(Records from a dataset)
== == ==
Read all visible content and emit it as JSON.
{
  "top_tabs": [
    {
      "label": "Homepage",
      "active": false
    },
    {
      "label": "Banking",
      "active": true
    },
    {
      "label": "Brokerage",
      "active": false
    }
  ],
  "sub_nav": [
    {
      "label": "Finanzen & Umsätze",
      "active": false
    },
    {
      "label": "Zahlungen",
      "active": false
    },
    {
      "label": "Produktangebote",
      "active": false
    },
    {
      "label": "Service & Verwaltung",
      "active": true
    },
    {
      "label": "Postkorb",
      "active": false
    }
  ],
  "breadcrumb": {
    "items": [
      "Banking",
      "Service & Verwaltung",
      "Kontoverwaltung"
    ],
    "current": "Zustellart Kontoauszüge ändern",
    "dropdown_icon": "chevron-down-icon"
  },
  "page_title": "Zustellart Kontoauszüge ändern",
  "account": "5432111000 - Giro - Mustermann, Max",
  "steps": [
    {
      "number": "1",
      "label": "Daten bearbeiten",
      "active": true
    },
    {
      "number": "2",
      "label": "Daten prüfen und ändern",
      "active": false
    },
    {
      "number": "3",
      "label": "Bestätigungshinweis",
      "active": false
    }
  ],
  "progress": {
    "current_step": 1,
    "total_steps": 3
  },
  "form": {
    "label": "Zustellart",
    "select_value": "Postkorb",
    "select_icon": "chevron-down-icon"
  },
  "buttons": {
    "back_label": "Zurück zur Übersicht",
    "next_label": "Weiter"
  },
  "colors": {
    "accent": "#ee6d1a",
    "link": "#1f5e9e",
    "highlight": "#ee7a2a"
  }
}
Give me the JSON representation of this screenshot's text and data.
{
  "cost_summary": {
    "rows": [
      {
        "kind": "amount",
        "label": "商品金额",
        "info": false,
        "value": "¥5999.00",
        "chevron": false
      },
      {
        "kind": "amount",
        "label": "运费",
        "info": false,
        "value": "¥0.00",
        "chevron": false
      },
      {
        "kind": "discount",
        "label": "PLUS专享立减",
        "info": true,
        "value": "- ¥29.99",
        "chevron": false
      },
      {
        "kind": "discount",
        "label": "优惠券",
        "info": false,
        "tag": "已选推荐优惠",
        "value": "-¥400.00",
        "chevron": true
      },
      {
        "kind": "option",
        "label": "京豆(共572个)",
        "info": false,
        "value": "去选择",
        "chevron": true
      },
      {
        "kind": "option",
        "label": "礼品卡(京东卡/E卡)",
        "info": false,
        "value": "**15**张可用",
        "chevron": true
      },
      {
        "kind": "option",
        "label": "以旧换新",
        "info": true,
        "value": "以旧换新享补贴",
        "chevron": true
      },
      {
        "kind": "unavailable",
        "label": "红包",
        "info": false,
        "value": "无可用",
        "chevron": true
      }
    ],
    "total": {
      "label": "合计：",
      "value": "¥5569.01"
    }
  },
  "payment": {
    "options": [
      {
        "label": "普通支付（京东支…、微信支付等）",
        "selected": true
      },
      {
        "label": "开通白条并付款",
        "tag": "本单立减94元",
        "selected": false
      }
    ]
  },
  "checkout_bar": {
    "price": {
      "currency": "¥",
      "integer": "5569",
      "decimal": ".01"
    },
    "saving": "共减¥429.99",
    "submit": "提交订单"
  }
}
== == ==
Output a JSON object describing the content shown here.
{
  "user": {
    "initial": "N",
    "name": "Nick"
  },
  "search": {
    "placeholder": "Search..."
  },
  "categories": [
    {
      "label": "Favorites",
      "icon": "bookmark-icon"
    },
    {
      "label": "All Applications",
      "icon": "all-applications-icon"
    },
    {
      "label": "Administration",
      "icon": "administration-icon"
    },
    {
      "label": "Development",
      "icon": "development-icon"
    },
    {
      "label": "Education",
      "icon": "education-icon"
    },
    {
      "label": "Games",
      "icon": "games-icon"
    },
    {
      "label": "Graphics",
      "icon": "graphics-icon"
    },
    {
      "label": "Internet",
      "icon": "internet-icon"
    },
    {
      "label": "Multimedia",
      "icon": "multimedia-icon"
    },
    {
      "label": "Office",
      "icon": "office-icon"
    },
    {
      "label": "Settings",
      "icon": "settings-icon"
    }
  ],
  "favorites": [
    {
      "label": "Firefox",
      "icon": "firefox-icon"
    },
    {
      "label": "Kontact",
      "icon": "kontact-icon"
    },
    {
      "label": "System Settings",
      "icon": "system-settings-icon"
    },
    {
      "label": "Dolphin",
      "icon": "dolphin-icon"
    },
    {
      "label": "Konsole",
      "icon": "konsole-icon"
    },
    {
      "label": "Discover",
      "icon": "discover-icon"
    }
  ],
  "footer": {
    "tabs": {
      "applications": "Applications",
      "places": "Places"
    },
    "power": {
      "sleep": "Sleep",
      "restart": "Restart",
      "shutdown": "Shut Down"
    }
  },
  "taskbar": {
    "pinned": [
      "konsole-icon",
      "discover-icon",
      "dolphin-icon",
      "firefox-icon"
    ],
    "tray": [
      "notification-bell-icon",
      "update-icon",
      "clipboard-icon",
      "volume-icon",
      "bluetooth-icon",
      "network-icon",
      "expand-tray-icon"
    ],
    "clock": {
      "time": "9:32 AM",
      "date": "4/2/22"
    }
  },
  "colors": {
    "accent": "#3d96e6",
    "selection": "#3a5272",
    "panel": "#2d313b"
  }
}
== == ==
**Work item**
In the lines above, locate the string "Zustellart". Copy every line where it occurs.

**Result of this task**
    "current": "Zustellart Kontoauszüge ändern",
  "page_title": "Zustellart Kontoauszüge ändern",
    "label": "Zustellart",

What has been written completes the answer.